Subscribing to the observable is quite easy. However, we do need the exact type again for the same reason as before.

private void SubScribeObserverForProperty<TProperty>(IObserver<TProperty> observer, DependencyObject d, 
                                                           DependencyProperty propertyToMonitor)
{
  if (propertyToMonitor.OwnerType.IsAssignableFrom(d.GetType()) && observer != null)
  {
    emitSubscription = d.Observe<DependencyObject, TProperty>(propertyToMonitor)
                        .Subscribe(observer);
  }
}

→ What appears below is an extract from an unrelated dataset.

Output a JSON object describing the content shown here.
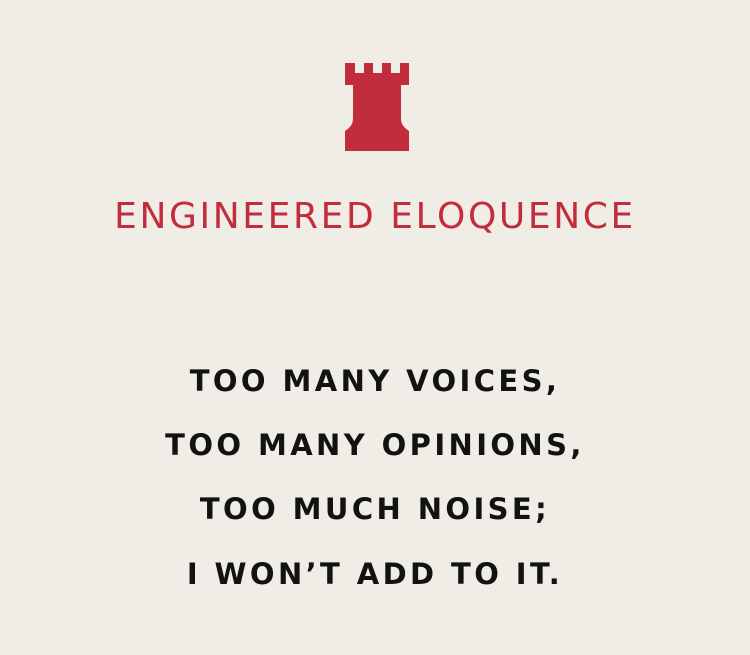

Once more, emitSubscription is kept in a global field, so it can be cleaned up when the DataContext changes.

Finally, we need to get the type of IObsever<T>. This is very easy since we can just use bindingProperty.PropertyType. Calling the generic method means constructing it at runtime using reflection and then invoking it. Just like we did in the previous part.

private void SetupEmitBinding(object observer)
{
  //get SubScribeObserverForProperty<> method
  MethodInfo method = typeof(BindExtension)
    .GetMethod(nameof(SubScribeObserverForProperty), BindingFlags.NonPublic | BindingFlags.Instance);

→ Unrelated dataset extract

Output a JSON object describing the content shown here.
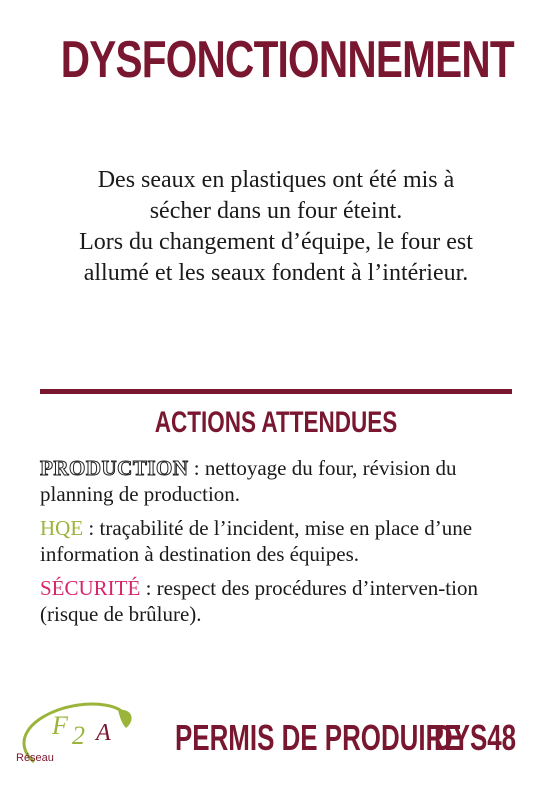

  //SubScribeObserverForProperty<> --> SubScribeObserverForProperty<T>
  MethodInfo generic = method.MakeGenericMethod(bindingProperty.PropertyType);

  //invoke generic method SubScribeObserverForProperty<T>(observer, bindingTarget, bindingProperty)
  generic.Invoke(this, new object[] { observer, bindingTarget, bindingProperty });
}

The Result

To test our BindingExtension, I made this very simple WPF application:

/xaml_binding_wpf.gif

The View and ViewModel are as follows:

View

<StackPanel x:Name="sp">
  <TextBlock Text="{o:Bind StringStream, Mode=OneWay}"/>
  <TextBlock Text="{o:Bind StringSubject, Mode=OneTime}"/>
  <TextBlock Text="{o:Bind StringSubject, Mode=OneWay}"/>
  <TextBox Text="{o:Bind StringSubject, Mode=OneWay}"/>
  <TextBox Text="{o:Bind StringSubject, Mode=OneWayToSource}"/>
  <TextBox Text="{o:Bind StringSubject, Mode=TwoWay}"
           ToolTip="{o:Bind StringSubject, Mode=OneWay}"/>

  <Slider Value="{o:Bind DoubleSubject, Mode=TwoWay}" Maximum="100"/>
  <TextBlock Text="{o:Bind DoubleSubject, Mode=OneWay}"/>

  <Button Content="remove children" Click="Button_Click"/>
</StackPanel>

ViewModel

class MainViewModel
{
  public IObservable<string> StringStream { get; set; }
    = Observable.Interval(TimeSpan.FromSeconds(1)).Select(i => i.ToString());

  public Subject<string> StringSubject { get; set; } = new Subject<string>();

  public Subject<double> DoubleSubject { get; set; } = new Subject<double>();
}

I remove all bound controls at the end to see it they are cleaned up correctly.

I'm very happy with this result. The code the developer has to write is elegant, and the performance is on par with the classical BindingExpression.

Any thoughts or constructive criticism is welcome.

Once again, You can find the code here.